Scientists predict that coral reefs ecosystem could be vanished in 30 years, which included the loss of thousands of fishes and other important organisms.
The loss of coral reefs will eventually pose threat to humans, especially livelihoods related to marine and fisheries.
Over-fishing, coastal development and pollution also threatening coral reefs. In several places, the ecosystem was already completely destroyed. In addition, climate change put more burden on the destruction but now was placed as the number one threat for coral reefs.
“Coral reefs are important but without us knowing, they are struggling to fight against extinction,” he said.
Michael R. Bloomberg, UN Special Envoy for Cities and Climate Change, in a recorded message, said that people was starting to think about climate change, they think about extreme heat, storms, and forest fires. However, not much people know or even care about the impacts on oceans.

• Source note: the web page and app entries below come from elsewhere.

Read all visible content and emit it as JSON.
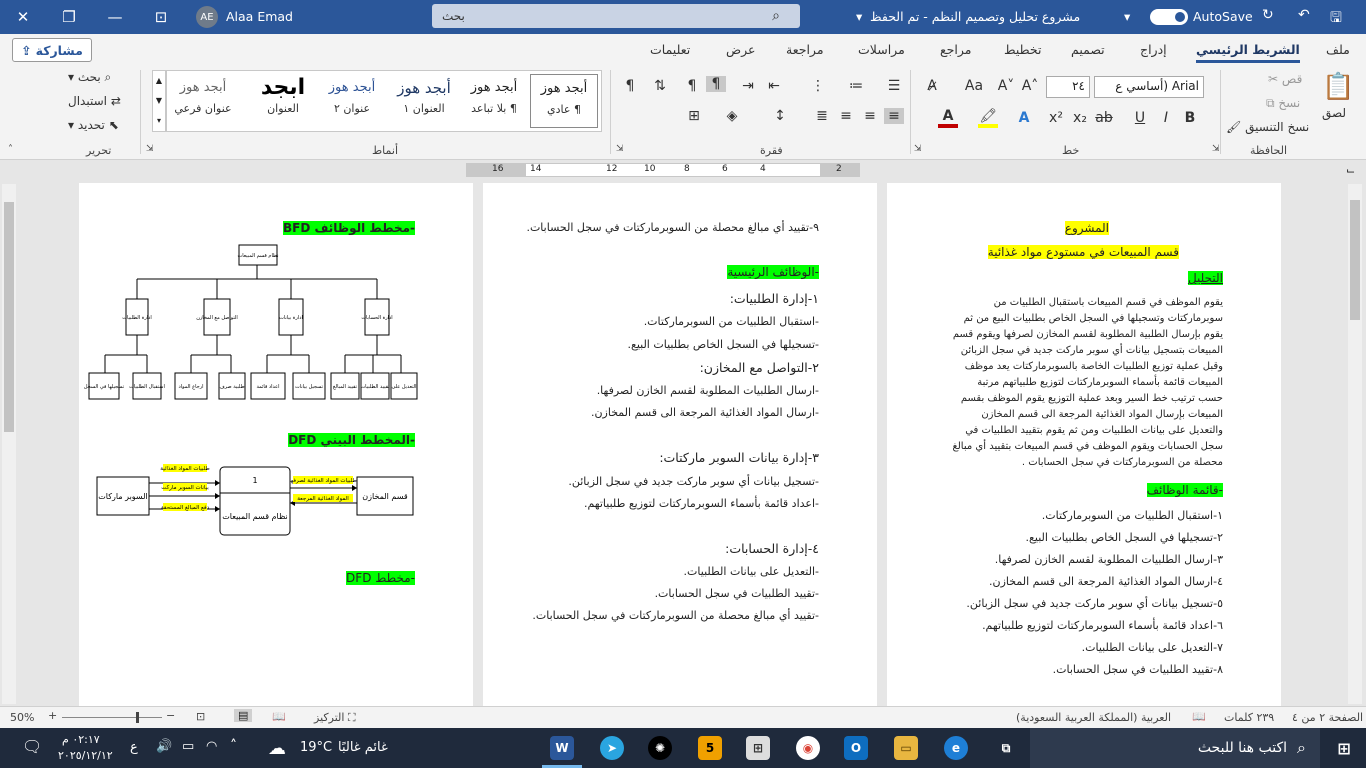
{
  "titlebar": {
    "doc_title": "مشروع تحليل وتصميم النظم - تم الحفظ",
    "search": "بحث",
    "user": "Alaa Emad",
    "initials": "AE",
    "autosave": "AutoSave"
  },
  "tabs": [
    "ملف",
    "الشريط الرئيسي",
    "إدراج",
    "تصميم",
    "تخطيط",
    "مراجع",
    "مراسلات",
    "مراجعة",
    "عرض",
    "تعليمات"
  ],
  "share": "مشاركة",
  "ribbon": {
    "clipboard": {
      "paste": "لصق",
      "cut": "قص",
      "copy": "نسخ",
      "format_painter": "نسخ التنسيق",
      "label": "الحافظة"
    },
    "font": {
      "name": "Arial (أساسي ع",
      "size": "٢٤",
      "label": "خط"
    },
    "paragraph": {
      "label": "فقرة"
    },
    "styles": {
      "label": "أنماط",
      "items": [
        {
          "preview": "أبجد هوز",
          "name": "¶ عادي"
        },
        {
          "preview": "أبجد هوز",
          "name": "¶ بلا تباعد"
        },
        {
          "preview": "أبجد هوز",
          "name": "العنوان ١"
        },
        {
          "preview": "أبجد هوز",
          "name": "عنوان ٢"
        },
        {
          "preview": "ابجد",
          "name": "العنوان"
        },
        {
          "preview": "أبجد هوز",
          "name": "عنوان فرعي"
        }
      ]
    },
    "editing": {
      "find": "بحث",
      "replace": "استبدال",
      "select": "تحديد",
      "label": "تحرير"
    }
  },
  "ruler": [
    "2",
    "4",
    "6",
    "8",
    "10",
    "12",
    "14",
    "16"
  ],
  "page1": {
    "heading": "المشروع",
    "subheading": "قسم المبيعات في مستودع مواد غذائية",
    "analysis": "التحليل",
    "paragraph": [
      "يقوم الموظف في قسم المبيعات باستقبال الطلبيات من",
      "سوبرماركتات وتسجيلها في السجل الخاص بطلبيات البيع من ثم",
      "يقوم بإرسال الطلبية المطلوبة لقسم المخازن لصرفها ويقوم قسم",
      "المبيعات بتسجيل بيانات أي سوبر ماركت جديد في سجل الزبائن",
      "وقبل عملية توزيع الطلبيات الخاصة بالسوبرماركتات يعد موظف",
      "المبيعات قائمة بأسماء السوبرماركتات لتوزيع طلبياتهم مرتبة",
      "حسب ترتيب خط السير وبعد عملية التوزيع يقوم الموظف بقسم",
      "المبيعات بإرسال المواد الغذائية المرجعة الى قسم المخازن",
      "والتعديل على بيانات الطلبيات ومن ثم يقوم بتقييد الطلبيات في",
      "سجل الحسابات  ويقوم الموظف في قسم المبيعات بتقييد أي مبالغ",
      "محصلة من السوبرماركتات في سجل الحسابات ."
    ],
    "list_title": "-قائمة الوظائف",
    "list": [
      "١-استقبال الطلبيات من السوبرماركتات.",
      "٢-تسجيلها في السجل الخاص بطلبيات البيع.",
      "٣-ارسال الطلبيات المطلوبة لقسم الخازن لصرفها.",
      "٤-ارسال المواد الغذائية المرجعة الى قسم المخازن.",
      "٥-تسجيل بيانات أي سوبر ماركت جديد في سجل الزبائن.",
      "٦-اعداد قائمة بأسماء السوبرماركتات لتوزيع طلبياتهم.",
      "٧-التعديل على بيانات الطلبيات.",
      "٨-تقييد الطلبيات في سجل الحسابات."
    ]
  },
  "page2": {
    "top": "٩-تقييد أي مبالغ محصلة من السوبرماركتات في سجل الحسابات.",
    "main_title": "-الوظائف الرئيسية",
    "g1": "١-إدارة الطلبيات:",
    "g1_items": [
      "-استقبال الطلبيات من السوبرماركتات.",
      "-تسجيلها في السجل الخاص بطلبيات البيع."
    ],
    "g2": "٢-التواصل مع المخازن:",
    "g2_items": [
      "-ارسال الطلبيات المطلوبة لقسم الخازن لصرفها.",
      "-ارسال المواد الغذائية المرجعة الى قسم المخازن."
    ],
    "g3": "٣-إدارة بيانات السوبر ماركتات:",
    "g3_items": [
      "-تسجيل بيانات أي سوبر ماركت جديد في سجل الزبائن.",
      "-اعداد قائمة بأسماء السوبرماركتات لتوزيع طلبياتهم."
    ],
    "g4": "٤-إدارة الحسابات:",
    "g4_items": [
      "-التعديل على بيانات الطلبيات.",
      "-تقييد الطلبيات في سجل الحسابات.",
      "-تقييد أي مبالغ محصلة من السوبرماركتات في سجل الحسابات."
    ]
  },
  "page3": {
    "bfd_title": "-مخطط الوظائف BFD",
    "bfd_root": "نظام قسم المبيعات",
    "bfd_l1": [
      "ادارة الطلبيات",
      "التواصل مع المخازن",
      "ادارة بيانات السوبر ماركات",
      "ادارة الحسابات"
    ],
    "bfd_l2": [
      "تسجيلها في السجل",
      "استقبال الطلبيات",
      "ارجاع المواد الغذائية",
      "طلبية صرف",
      "اعداد قائمة باسماء السوبرماركات",
      "تسجيل بيانات السوبرماركات",
      "تقييد المبالغ المحصلة",
      "تقييد الطلبيات في الحسابات",
      "التعديل على بيانات الطلبيات"
    ],
    "dfd_title": "-المخطط البيني DFD",
    "dfd_left": "السوبر ماركات",
    "dfd_center_num": "1",
    "dfd_center": "نظام قسم المبيعات",
    "dfd_right": "قسم المخازن",
    "dfd_left_flows": [
      "طلبيات المواد الغذائية",
      "بيانات السوبر ماركت",
      "دفع المبالغ المستحقة"
    ],
    "dfd_right_flows": [
      "طلبيات المواد الغذائية لصرفها",
      "المواد الغذائية المرجعة"
    ],
    "dfd2_title": "-مخطط DFD"
  },
  "status": {
    "page": "الصفحة ٢ من ٤",
    "words": "٢٣٩ كلمات",
    "lang": "العربية (المملكة العربية السعودية)",
    "focus": "التركيز",
    "zoom": "50%"
  },
  "taskbar": {
    "search": "اكتب هنا للبحث",
    "weather": "غائم غالبًا",
    "temp": "19°C",
    "time": "٠٢:١٧ م",
    "date": "٢٠٢٥/١٢/١٢",
    "lang": "ع"
  }
}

“It happens because we couldn’t see the impacts in the lands. But, without coral reefs, we would lose a quarter of world’s biodiversity and hundreds of millions poor people will lose their source of food and livelihood,” said Bloomberg.
Based on new report from World Wide Fund For Nature (WWF) 2015, coral reefs hold conservative value of one trillion dollar which generates at least 300-400 billion dollars per year in food and livelihood from tourism, fisheries and medicines.
The 50Reefs is initiated by The Ocean Agency and Global Change Institute of University of Queenslands and collaborating with Google and XL Catlin, which conducted a comprehensive global survey on coral reefs and bleaching.
The survey was the subject of a documentary, Chasing Coral, which was the winner of Audience Award at Sundance Film Festival 2017. The documentary soon to be released at Netflix.
Reports by Danny Kosasih